__Exercise objective__: Only lines with the string "text" matter here; gather them from the material below.
....
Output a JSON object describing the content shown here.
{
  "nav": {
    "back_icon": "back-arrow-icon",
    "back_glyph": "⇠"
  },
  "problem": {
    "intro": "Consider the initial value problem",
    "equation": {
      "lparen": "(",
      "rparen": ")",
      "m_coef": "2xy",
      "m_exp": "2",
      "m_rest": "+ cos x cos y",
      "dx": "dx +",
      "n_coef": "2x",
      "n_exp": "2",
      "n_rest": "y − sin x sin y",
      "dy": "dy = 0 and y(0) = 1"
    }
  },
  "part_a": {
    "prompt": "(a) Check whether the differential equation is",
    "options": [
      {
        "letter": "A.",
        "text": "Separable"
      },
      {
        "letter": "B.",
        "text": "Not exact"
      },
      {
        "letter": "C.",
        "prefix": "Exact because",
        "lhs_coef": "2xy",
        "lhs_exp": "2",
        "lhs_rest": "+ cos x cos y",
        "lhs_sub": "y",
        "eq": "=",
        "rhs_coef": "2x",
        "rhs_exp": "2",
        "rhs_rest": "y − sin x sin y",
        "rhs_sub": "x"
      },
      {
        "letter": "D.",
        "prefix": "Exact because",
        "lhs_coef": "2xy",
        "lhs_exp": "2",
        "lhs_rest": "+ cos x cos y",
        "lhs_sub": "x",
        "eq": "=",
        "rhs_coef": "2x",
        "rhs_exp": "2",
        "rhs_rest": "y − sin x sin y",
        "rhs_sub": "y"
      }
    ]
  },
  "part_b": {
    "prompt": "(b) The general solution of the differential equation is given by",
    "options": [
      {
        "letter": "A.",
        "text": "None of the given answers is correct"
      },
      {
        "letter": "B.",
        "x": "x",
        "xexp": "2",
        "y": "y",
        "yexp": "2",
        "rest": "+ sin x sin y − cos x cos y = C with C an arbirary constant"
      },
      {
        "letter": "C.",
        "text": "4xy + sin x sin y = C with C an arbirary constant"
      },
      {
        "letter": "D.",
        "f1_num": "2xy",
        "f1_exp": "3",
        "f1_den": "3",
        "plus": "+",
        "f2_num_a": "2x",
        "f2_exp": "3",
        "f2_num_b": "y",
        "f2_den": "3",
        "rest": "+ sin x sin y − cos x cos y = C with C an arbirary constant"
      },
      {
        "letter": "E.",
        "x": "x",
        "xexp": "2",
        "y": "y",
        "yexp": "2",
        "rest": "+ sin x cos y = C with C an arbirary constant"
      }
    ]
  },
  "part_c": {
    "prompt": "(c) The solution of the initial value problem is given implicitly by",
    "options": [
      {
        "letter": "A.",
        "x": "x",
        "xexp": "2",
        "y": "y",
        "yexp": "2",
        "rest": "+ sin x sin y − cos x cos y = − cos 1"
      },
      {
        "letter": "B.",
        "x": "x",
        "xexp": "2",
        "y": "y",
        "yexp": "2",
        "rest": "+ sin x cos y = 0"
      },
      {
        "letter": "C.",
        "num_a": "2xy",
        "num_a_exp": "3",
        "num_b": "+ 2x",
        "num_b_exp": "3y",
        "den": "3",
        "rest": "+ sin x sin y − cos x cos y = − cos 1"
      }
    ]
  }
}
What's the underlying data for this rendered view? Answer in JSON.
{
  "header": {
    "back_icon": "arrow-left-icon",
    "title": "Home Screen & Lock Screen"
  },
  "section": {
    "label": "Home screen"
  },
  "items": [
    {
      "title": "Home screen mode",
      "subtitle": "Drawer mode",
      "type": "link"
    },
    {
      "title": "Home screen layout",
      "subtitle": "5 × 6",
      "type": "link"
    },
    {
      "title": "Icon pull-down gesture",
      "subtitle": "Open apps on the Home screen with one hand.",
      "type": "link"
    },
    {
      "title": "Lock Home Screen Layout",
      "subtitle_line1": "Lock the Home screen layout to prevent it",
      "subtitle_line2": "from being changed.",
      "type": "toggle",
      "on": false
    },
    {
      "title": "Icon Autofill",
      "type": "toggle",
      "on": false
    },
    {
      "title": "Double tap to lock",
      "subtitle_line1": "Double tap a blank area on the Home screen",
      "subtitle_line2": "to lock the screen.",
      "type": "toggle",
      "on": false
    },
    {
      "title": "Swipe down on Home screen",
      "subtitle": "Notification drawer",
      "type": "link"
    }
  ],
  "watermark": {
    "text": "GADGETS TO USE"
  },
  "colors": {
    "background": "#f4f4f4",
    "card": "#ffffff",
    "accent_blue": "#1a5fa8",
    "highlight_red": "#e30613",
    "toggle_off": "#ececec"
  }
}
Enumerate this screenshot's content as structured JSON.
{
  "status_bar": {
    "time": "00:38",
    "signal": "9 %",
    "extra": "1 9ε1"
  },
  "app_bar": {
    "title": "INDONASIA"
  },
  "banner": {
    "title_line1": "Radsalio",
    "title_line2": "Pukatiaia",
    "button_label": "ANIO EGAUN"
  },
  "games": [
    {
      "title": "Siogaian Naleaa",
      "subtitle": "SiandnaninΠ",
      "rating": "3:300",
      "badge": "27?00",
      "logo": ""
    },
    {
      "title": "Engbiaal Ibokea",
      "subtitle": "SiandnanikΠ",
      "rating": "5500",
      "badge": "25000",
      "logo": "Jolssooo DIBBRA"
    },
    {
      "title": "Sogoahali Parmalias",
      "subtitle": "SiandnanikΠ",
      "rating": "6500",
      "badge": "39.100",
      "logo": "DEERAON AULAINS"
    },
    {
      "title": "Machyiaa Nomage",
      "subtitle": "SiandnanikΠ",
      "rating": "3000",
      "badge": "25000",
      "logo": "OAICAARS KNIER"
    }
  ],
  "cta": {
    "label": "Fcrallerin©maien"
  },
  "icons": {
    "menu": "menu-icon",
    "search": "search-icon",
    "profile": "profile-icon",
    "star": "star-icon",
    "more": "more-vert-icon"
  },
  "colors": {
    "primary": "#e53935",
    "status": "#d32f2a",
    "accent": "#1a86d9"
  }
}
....
__Answer area__:
        "text": "Separable"
        "text": "Not exact"
        "text": "None of the given answers is correct"
        "text": "4xy + sin x sin y = C with C an arbirary constant"
    "text": "GADGETS TO USE"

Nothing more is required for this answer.